→ Task instructions
The records must be retyped exactly, with no pictures included.

------ Material provided ------

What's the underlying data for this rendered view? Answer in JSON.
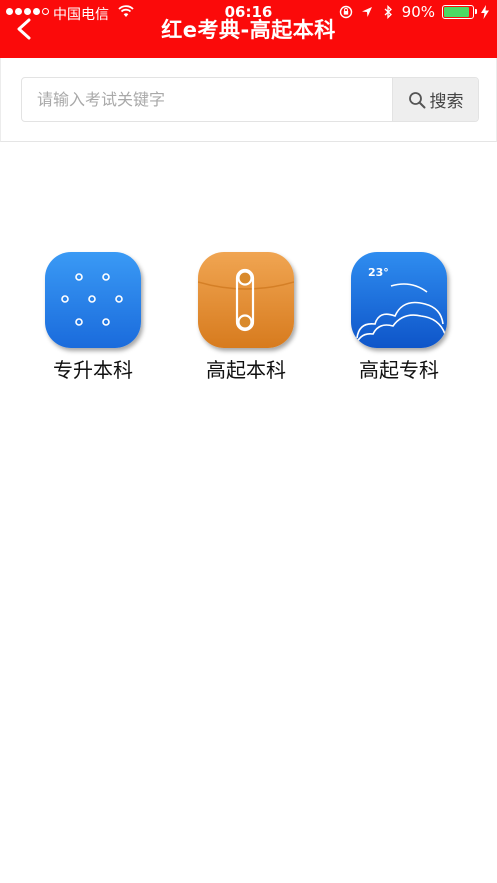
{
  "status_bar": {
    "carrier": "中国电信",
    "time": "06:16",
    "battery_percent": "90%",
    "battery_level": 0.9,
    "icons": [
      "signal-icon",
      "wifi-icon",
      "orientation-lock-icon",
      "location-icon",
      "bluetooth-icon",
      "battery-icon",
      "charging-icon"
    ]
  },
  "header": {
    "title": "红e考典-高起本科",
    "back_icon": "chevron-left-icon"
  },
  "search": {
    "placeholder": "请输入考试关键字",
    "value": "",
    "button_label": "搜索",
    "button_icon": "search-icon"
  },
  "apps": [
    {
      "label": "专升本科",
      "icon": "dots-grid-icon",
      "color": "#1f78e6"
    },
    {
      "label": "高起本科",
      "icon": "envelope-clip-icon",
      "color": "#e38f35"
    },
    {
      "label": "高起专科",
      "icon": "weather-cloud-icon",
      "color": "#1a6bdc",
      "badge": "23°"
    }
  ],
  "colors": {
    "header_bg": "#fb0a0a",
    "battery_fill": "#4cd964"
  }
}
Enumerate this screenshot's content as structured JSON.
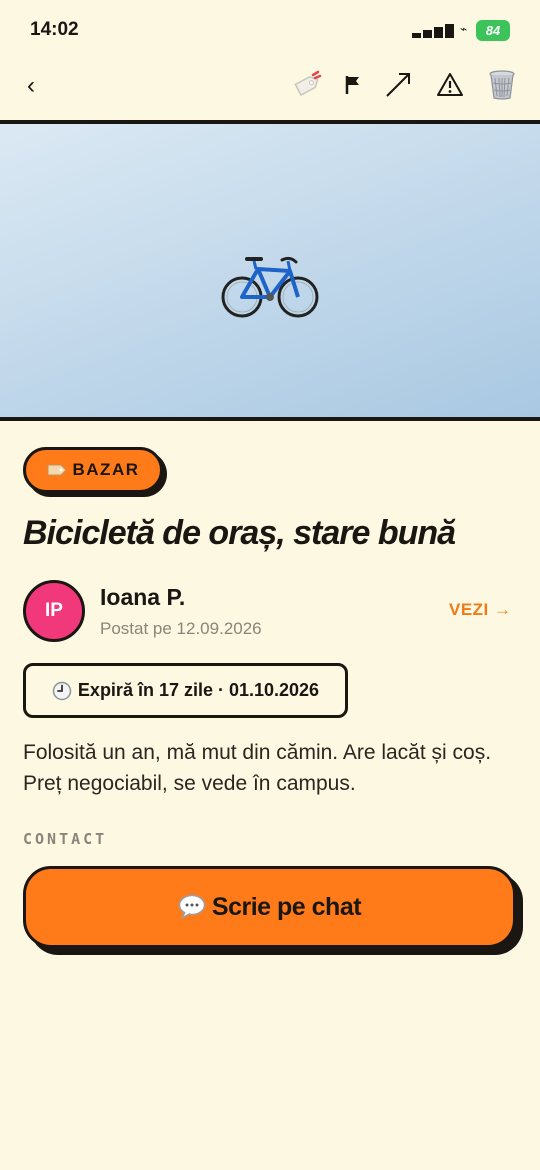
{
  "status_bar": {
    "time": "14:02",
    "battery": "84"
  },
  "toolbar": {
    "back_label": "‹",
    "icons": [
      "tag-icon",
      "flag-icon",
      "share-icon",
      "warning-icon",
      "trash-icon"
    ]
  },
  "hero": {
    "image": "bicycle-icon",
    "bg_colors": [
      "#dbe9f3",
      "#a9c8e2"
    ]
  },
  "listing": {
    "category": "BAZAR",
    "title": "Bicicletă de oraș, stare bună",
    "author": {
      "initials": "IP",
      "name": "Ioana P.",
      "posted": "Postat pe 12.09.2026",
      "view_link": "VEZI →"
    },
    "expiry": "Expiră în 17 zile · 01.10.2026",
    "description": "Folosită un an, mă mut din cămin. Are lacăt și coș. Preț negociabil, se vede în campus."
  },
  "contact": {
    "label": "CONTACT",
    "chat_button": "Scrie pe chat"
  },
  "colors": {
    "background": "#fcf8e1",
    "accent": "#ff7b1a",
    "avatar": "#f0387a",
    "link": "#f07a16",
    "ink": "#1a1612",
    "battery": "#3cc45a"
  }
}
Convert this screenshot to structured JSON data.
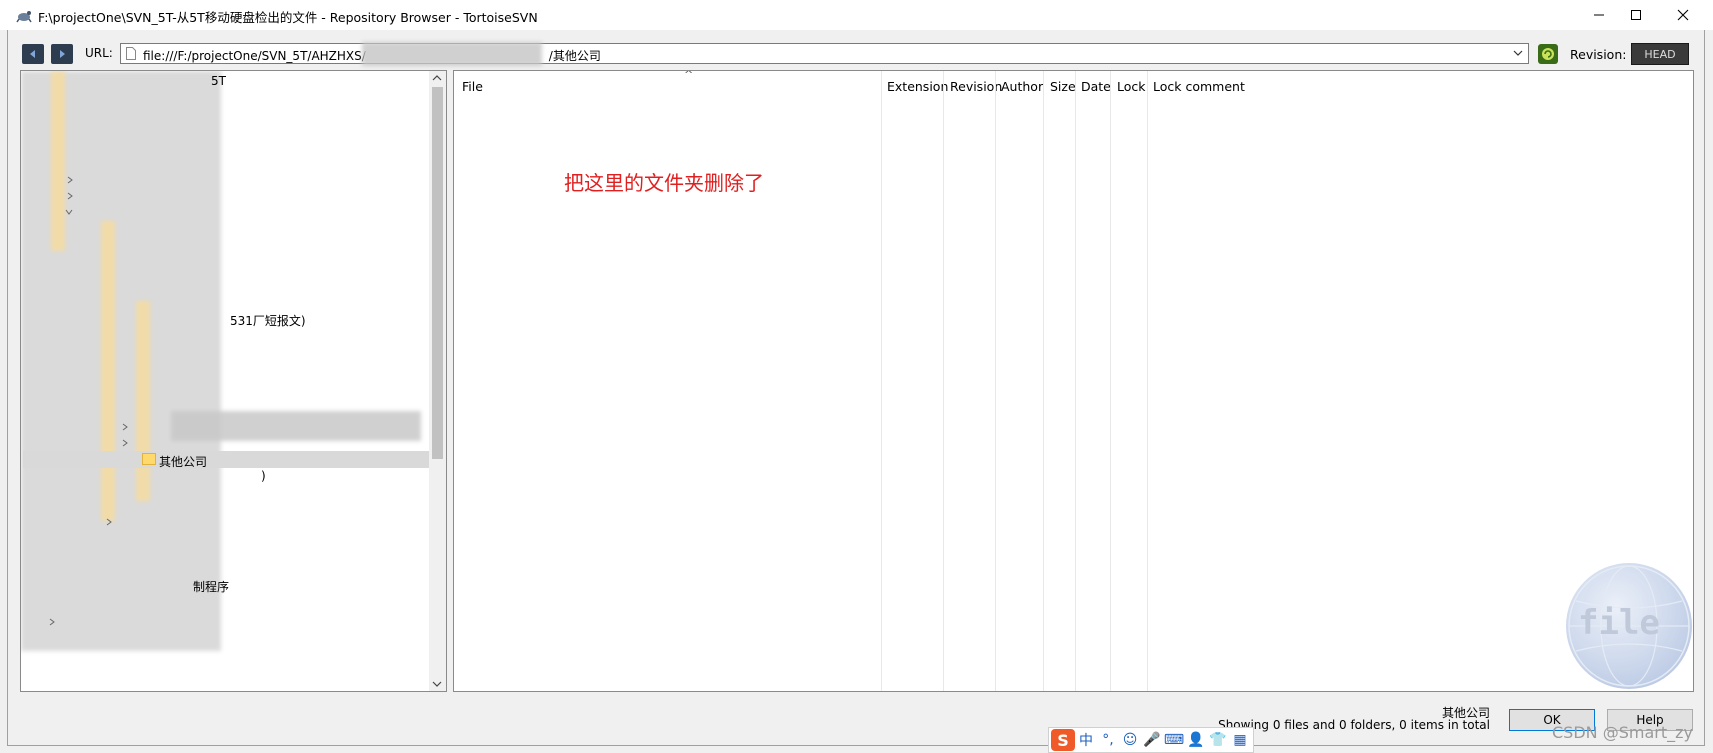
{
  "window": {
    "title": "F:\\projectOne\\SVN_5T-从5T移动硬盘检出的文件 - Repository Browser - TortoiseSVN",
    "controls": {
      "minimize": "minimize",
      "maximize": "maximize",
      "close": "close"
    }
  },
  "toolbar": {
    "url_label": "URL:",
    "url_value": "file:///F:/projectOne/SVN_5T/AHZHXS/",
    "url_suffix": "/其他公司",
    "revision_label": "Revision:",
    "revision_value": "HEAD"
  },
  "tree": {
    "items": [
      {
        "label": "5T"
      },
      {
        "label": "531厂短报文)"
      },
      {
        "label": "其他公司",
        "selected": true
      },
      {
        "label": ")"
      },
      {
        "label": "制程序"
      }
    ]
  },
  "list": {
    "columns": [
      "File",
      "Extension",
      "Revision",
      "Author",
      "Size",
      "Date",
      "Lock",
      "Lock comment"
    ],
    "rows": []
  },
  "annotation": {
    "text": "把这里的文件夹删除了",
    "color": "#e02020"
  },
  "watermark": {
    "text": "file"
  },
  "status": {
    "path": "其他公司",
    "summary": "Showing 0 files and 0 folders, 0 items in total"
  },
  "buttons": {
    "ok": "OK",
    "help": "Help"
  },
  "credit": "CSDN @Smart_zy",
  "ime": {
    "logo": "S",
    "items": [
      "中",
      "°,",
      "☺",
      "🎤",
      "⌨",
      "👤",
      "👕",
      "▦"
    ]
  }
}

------

→ Reply
What's the underlying data for this rendered view? Answer in JSON.
{
  "status_bar": {
    "carrier": "中国电信",
    "time": "06:16",
    "battery_percent": "90%",
    "battery_level": 0.9,
    "icons": [
      "signal-icon",
      "wifi-icon",
      "orientation-lock-icon",
      "location-icon",
      "bluetooth-icon",
      "battery-icon",
      "charging-icon"
    ]
  },
  "header": {
    "title": "红e考典-高起本科",
    "back_icon": "chevron-left-icon"
  },
  "search": {
    "placeholder": "请输入考试关键字",
    "value": "",
    "button_label": "搜索",
    "button_icon": "search-icon"
  },
  "apps": [
    {
      "label": "专升本科",
      "icon": "dots-grid-icon",
      "color": "#1f78e6"
    },
    {
      "label": "高起本科",
      "icon": "envelope-clip-icon",
      "color": "#e38f35"
    },
    {
      "label": "高起专科",
      "icon": "weather-cloud-icon",
      "color": "#1a6bdc",
      "badge": "23°"
    }
  ],
  "colors": {
    "header_bg": "#fb0a0a",
    "battery_fill": "#4cd964"
  }
}
Enumerate this screenshot's content as structured JSON.
{
  "status_bar": {
    "time": "14:02",
    "battery": "84"
  },
  "toolbar": {
    "back_label": "‹",
    "icons": [
      "tag-icon",
      "flag-icon",
      "share-icon",
      "warning-icon",
      "trash-icon"
    ]
  },
  "hero": {
    "image": "bicycle-icon",
    "bg_colors": [
      "#dbe9f3",
      "#a9c8e2"
    ]
  },
  "listing": {
    "category": "BAZAR",
    "title": "Bicicletă de oraș, stare bună",
    "author": {
      "initials": "IP",
      "name": "Ioana P.",
      "posted": "Postat pe 12.09.2026",
      "view_link": "VEZI →"
    },
    "expiry": "Expiră în 17 zile · 01.10.2026",
    "description": "Folosită un an, mă mut din cămin. Are lacăt și coș. Preț negociabil, se vede în campus."
  },
  "contact": {
    "label": "CONTACT",
    "chat_button": "Scrie pe chat"
  },
  "colors": {
    "background": "#fcf8e1",
    "accent": "#ff7b1a",
    "avatar": "#f0387a",
    "link": "#f07a16",
    "ink": "#1a1612",
    "battery": "#3cc45a"
  }
}
Convert this screenshot to structured JSON data.
{
  "window": {
    "title": "F:\\projectOne\\SVN_5T-从5T移动硬盘检出的文件 - Repository Browser - TortoiseSVN",
    "controls": {
      "minimize": "minimize",
      "maximize": "maximize",
      "close": "close"
    }
  },
  "toolbar": {
    "url_label": "URL:",
    "url_value": "file:///F:/projectOne/SVN_5T/AHZHXS/",
    "url_suffix": "/其他公司",
    "revision_label": "Revision:",
    "revision_value": "HEAD"
  },
  "tree": {
    "items": [
      {
        "label": "5T"
      },
      {
        "label": "531厂短报文)"
      },
      {
        "label": "其他公司",
        "selected": true
      },
      {
        "label": ")"
      },
      {
        "label": "制程序"
      }
    ]
  },
  "list": {
    "columns": [
      "File",
      "Extension",
      "Revision",
      "Author",
      "Size",
      "Date",
      "Lock",
      "Lock comment"
    ],
    "rows": []
  },
  "annotation": {
    "text": "把这里的文件夹删除了",
    "color": "#e02020"
  },
  "watermark": {
    "text": "file"
  },
  "status": {
    "path": "其他公司",
    "summary": "Showing 0 files and 0 folders, 0 items in total"
  },
  "buttons": {
    "ok": "OK",
    "help": "Help"
  },
  "credit": "CSDN @Smart_zy",
  "ime": {
    "logo": "S",
    "items": [
      "中",
      "°,",
      "☺",
      "🎤",
      "⌨",
      "👤",
      "👕",
      "▦"
    ]
  }
}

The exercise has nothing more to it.